» Task description: In the data below, find each line that contains the word "critics" and copy it.

[Page and application data records]
============

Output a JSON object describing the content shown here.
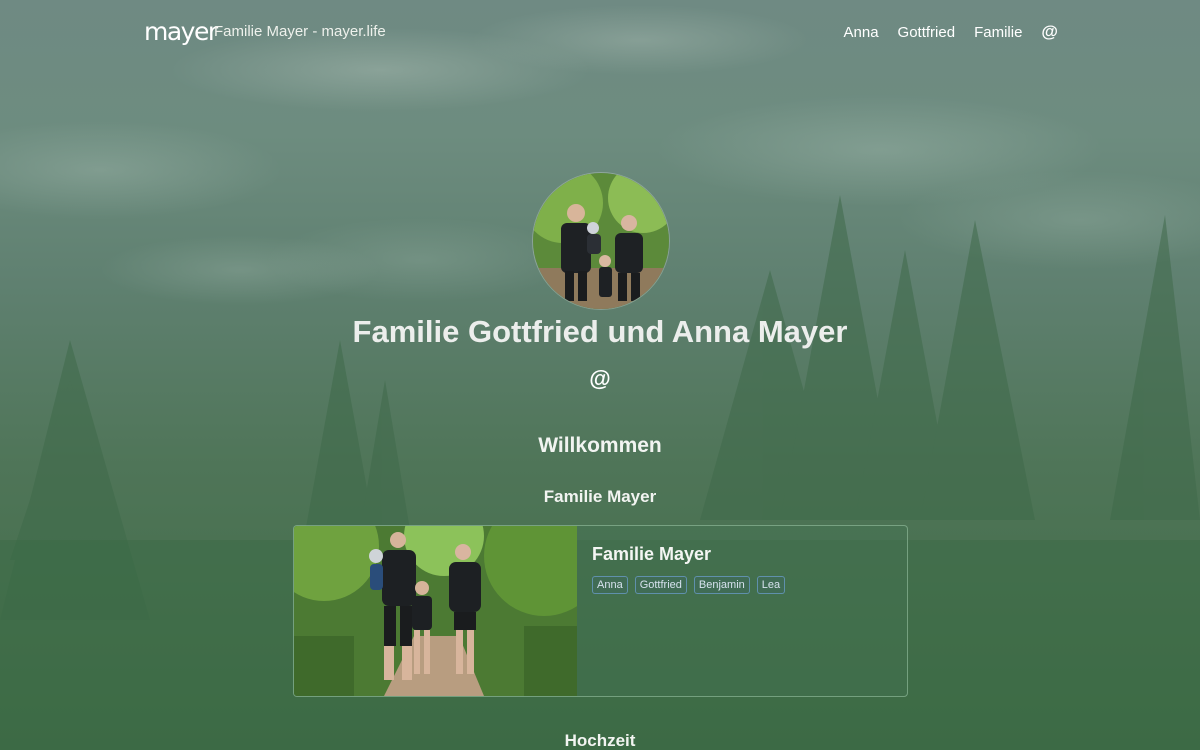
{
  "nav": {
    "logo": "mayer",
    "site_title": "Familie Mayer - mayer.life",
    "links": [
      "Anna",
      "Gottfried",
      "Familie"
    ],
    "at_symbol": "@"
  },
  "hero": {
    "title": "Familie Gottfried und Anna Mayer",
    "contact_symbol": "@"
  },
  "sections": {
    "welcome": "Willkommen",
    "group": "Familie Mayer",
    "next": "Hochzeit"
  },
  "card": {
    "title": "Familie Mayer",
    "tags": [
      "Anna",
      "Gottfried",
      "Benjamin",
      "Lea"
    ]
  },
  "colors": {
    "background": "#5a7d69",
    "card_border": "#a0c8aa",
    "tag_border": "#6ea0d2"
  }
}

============

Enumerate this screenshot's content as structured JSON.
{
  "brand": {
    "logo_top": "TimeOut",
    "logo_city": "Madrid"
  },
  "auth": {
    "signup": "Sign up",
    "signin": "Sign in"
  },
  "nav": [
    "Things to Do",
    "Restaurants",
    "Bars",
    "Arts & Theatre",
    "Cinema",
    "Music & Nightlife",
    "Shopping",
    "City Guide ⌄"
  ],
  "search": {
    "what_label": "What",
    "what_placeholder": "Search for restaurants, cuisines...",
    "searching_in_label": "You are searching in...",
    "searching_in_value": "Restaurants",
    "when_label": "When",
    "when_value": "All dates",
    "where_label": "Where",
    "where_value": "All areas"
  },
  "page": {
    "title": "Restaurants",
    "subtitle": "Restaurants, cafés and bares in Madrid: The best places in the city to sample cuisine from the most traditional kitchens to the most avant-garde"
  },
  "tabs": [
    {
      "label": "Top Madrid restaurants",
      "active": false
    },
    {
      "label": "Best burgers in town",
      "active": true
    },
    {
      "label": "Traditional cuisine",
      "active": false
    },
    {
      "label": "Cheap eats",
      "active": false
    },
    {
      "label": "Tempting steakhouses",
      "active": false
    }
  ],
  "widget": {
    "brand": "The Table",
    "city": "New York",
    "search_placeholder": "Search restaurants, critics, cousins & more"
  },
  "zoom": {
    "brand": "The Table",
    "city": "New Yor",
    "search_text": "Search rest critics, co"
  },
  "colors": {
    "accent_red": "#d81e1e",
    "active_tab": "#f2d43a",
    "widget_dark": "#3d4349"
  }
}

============

» Expected answer:
    "search_placeholder": "Search restaurants, critics, cousins & more"
    "search_text": "Search rest critics, co"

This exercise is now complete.